After months of speculation, Rupert Murdoch's 16-year-old equal joint venture (JV) with sports broadcaster ESPN has broken up. STAR will buy out ESPN's 50 per cent equity stake in the JV, ESPN-STAR Sports (ESS).
The deal will allow Murdoch's News Corp to fully own and operate ESS businesses in Asia and own lucrative properties like the ICC World Cup, the English Premier League and Formula 1. In April, STAR India had decided to bid on its own than through the JV and won the Board of Control for Cricket in India's (BCCI) media rights to matches played in India for a staggering Rs 3,851 crore (Rs 38.51 billion). Experts said that was a clear indication the two were parting ways.
"News Corporation's acquisition of the interest of ESS that we did not already own continues the programme of simplifying our operating model, consolidating our affiliate ownership structures, and furthers our commitment to delivering incredible sports programming to consumers across the globe, and particularly enhancing our position in sports programming in emerging markets," said James Murdoch, deputy chief operating officer, chairman & CEO International, News Corp.

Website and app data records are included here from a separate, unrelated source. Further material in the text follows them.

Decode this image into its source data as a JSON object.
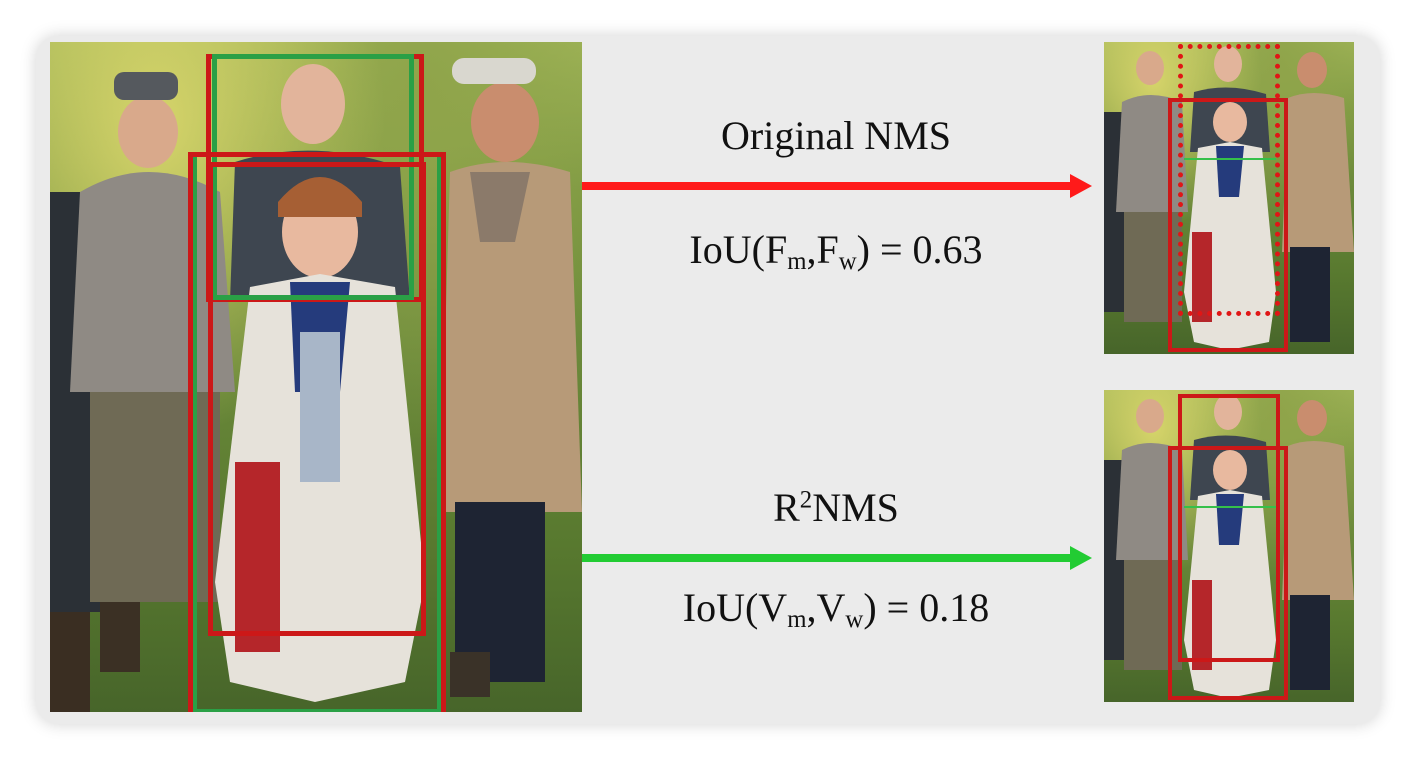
{
  "top": {
    "method": "Original NMS",
    "iou_prefix": "IoU(F",
    "iou_sub1": "m",
    "iou_mid": ",F",
    "iou_sub2": "w",
    "iou_suffix": ") = 0.63",
    "arrow_color": "#ff1a1a"
  },
  "bottom": {
    "method_prefix": "R",
    "method_sup": "2",
    "method_suffix": "NMS",
    "iou_prefix": "IoU(V",
    "iou_sub1": "m",
    "iou_mid": ",V",
    "iou_sub2": "w",
    "iou_suffix": ") = 0.18",
    "arrow_color": "#22cc33"
  },
  "colors": {
    "box_red": "#cc1818",
    "box_green": "#2aa046",
    "card_background": "#ebebeb"
  }
}
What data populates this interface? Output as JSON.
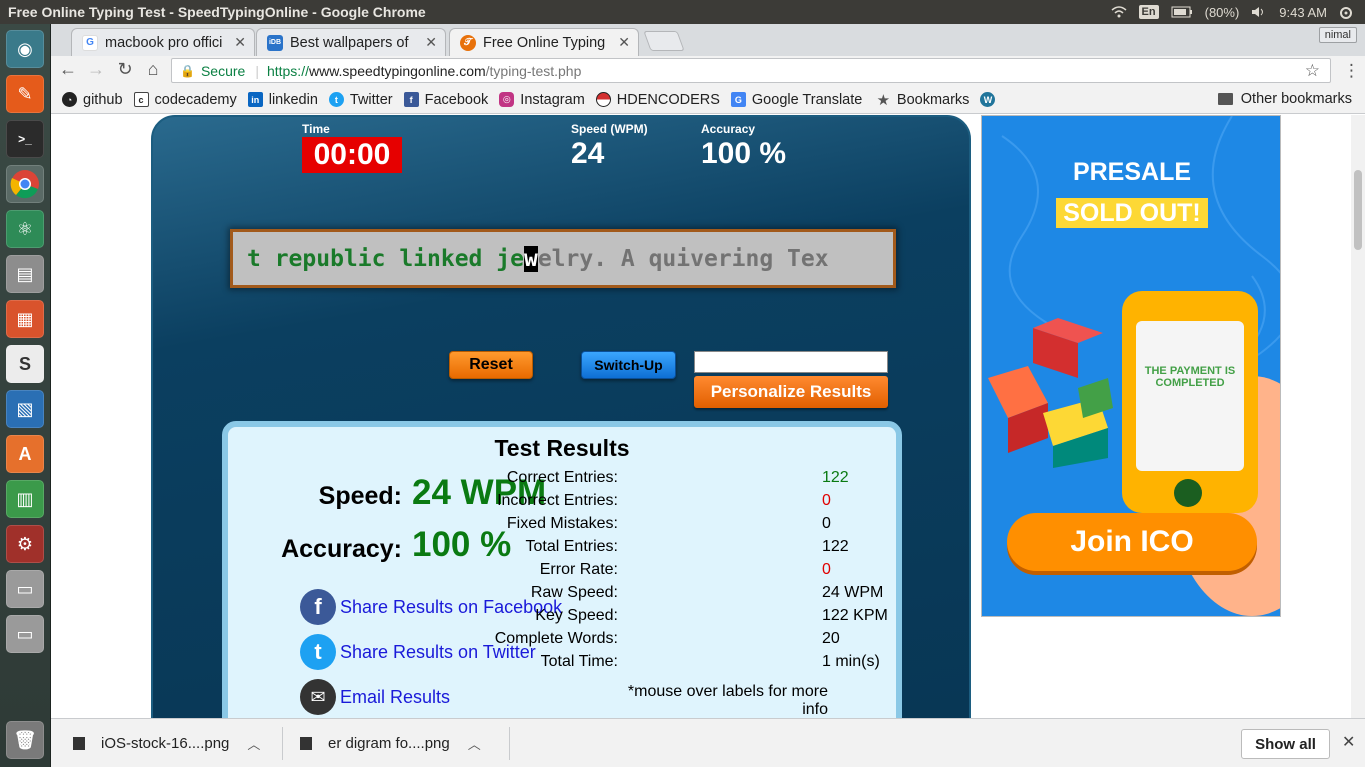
{
  "window": {
    "title": "Free Online Typing Test - SpeedTypingOnline - Google Chrome"
  },
  "tray": {
    "lang": "En",
    "battery": "(80%)",
    "time": "9:43 AM"
  },
  "tabs": [
    {
      "label": "macbook pro offici",
      "favicon": "google-icon",
      "color": "#4285f4"
    },
    {
      "label": "Best wallpapers of",
      "favicon": "idb-icon",
      "color": "#2a73c9"
    },
    {
      "label": "Free Online Typing",
      "favicon": "speedtyping-icon",
      "color": "#e8710a"
    }
  ],
  "profile": "nimal",
  "address": {
    "secure_label": "Secure",
    "scheme": "https://",
    "host": "www.speedtypingonline.com",
    "path": "/typing-test.php"
  },
  "bookmarks": [
    {
      "label": "github",
      "icon": "github-icon",
      "color": "#222"
    },
    {
      "label": "codecademy",
      "icon": "codecademy-icon",
      "color": "#444"
    },
    {
      "label": "linkedin",
      "icon": "linkedin-icon",
      "color": "#0a66c2"
    },
    {
      "label": "Twitter",
      "icon": "twitter-icon",
      "color": "#1da1f2"
    },
    {
      "label": "Facebook",
      "icon": "facebook-icon",
      "color": "#3b5998"
    },
    {
      "label": "Instagram",
      "icon": "instagram-icon",
      "color": "#c13584"
    },
    {
      "label": "HDENCODERS",
      "icon": "pokeball-icon",
      "color": "#d32f2f"
    },
    {
      "label": "Google Translate",
      "icon": "translate-icon",
      "color": "#4285f4"
    },
    {
      "label": "Bookmarks",
      "icon": "star-icon",
      "color": "#555"
    },
    {
      "label": "",
      "icon": "wordpress-icon",
      "color": "#21759b"
    }
  ],
  "other_bookmarks": "Other bookmarks",
  "test": {
    "time_label": "Time",
    "time_value": "00:00",
    "speed_label": "Speed (WPM)",
    "speed_value": "24",
    "accuracy_label": "Accuracy",
    "accuracy_value": "100 %",
    "typed_text": "t republic linked je",
    "cursor_char": "w",
    "remaining_text": "elry. A quivering Tex",
    "reset_label": "Reset",
    "switch_label": "Switch-Up",
    "name_input_value": "",
    "personalize_label": "Personalize Results"
  },
  "results": {
    "heading": "Test Results",
    "speed_label": "Speed:",
    "speed_value": "24 WPM",
    "accuracy_label": "Accuracy:",
    "accuracy_value": "100 %",
    "share": [
      {
        "label": "Share Results on Facebook",
        "icon": "facebook-icon",
        "color": "#3b5998",
        "glyph": "f"
      },
      {
        "label": "Share Results on Twitter",
        "icon": "twitter-icon",
        "color": "#1da1f2",
        "glyph": "t"
      },
      {
        "label": "Email Results",
        "icon": "email-icon",
        "color": "#333333",
        "glyph": "✉"
      }
    ],
    "stats": [
      {
        "k": "Correct Entries:",
        "v": "122",
        "color": "#0a7a12"
      },
      {
        "k": "Incorrect Entries:",
        "v": "0",
        "color": "#e00000"
      },
      {
        "k": "Fixed Mistakes:",
        "v": "0",
        "color": "#000000"
      },
      {
        "k": "Total Entries:",
        "v": "122",
        "color": "#000000"
      },
      {
        "k": "Error Rate:",
        "v": "0",
        "color": "#e00000"
      },
      {
        "k": "Raw Speed:",
        "v": "24 WPM",
        "color": "#000000"
      },
      {
        "k": "Key Speed:",
        "v": "122 KPM",
        "color": "#000000"
      },
      {
        "k": "Complete Words:",
        "v": "20",
        "color": "#000000"
      },
      {
        "k": "Total Time:",
        "v": "1 min(s)",
        "color": "#000000"
      }
    ],
    "note": "*mouse over labels for more info"
  },
  "ad": {
    "presale": "PRESALE",
    "sold_out": "SOLD OUT!",
    "payment": "THE PAYMENT IS COMPLETED",
    "join": "Join ICO"
  },
  "downloads": {
    "items": [
      {
        "label": "iOS-stock-16....png"
      },
      {
        "label": "er digram fo....png"
      }
    ],
    "show_all": "Show all"
  }
}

The move will provide ESPN more flexibility in future, with the support of Walt Disney's overall strategy in Asia. Internationally, Disney controls a majority interest in ESPN Inc. However, analysts say the move will simply mean ESPN would have to start from scratch if it wants to enter the Indian sports channel business on its own. Most of the marquee sporting properties are either with ESS or other Indian channels.
"After 16 years of jointly managing ESS, we have decided to independently pursue future opportunities in Asia," said John Skipper, president of ESPN and co-chairman, Disney Media Networks.
ESPN will continue to own ESPN-branded digital businesses like ESPN Cricinfo, ESPNFC and ESPN Mobile in the Asian market.
As part of the deal, Peter Hutton, senior vice-president, sports, FOX International Channels, will take over as ESS managing director from Manu Sawhney, who was with the company for 16
Uday Shankar, CEO, STAR India, said the India team headed by Aloke Malik would remain in place.
ESS was formed as a 50:50 JV between two of the world's leading cable and satellite broadcasters, Walt Disney and News Corp, for Asia in 1996. The venture operates 17 channels in the Asia-Pacific region.
ESS operates in India through ESPN Software India and channels including ESPN, STAR Sports, STAR Cricket and ESPN News. The venture has revenues in excess of Rs 2,500 crore (Rs 25 billion), including advertising and subscription.
ESPN had also expressed interest in buying out STAR's stake. But, STAR had the upper hand as it won media rights to international cricket played in India from 2012 to 2018. "STAR's recent acquisition of the rights to Indian cricket, beating rival Sony, is an indication of its ambitions in this space," said a person familiar with the transaction.
Disney has also made huge investments in the Asian market, especially India. It bought out UTV Software last year for over Rs 2,000 crore (Rs 20 billion) and delisted it.
In the past two months, STAR has launched its second Hindi movie channel under a new brand 'OK', called Movies OK. It recently exited its television news business and dissolved its JV with the ABP Group. It also exited Hathway cable.
There are 11 sports channels in the country. The space is dominated by STAR and Zee, who currently own seven channels between them. These include ESPN, STAR Sports, STAR Cricket, TEN Sports, TEN Cricket, TEN Action+ and TEN Golf. Other channels include Neo Sports, Neo Prime, Sony Six and DD Sports.
According to STAR officials, globally News Corp is betting big on the sports broadcasting space. It is planning to launch a national sports network on cable television to take on ESPN in the US. News Corp has already bagged prominent sports rights like the US TV rights to the Fifa World Cups in 2018 and 2022, beating ESPN in the race.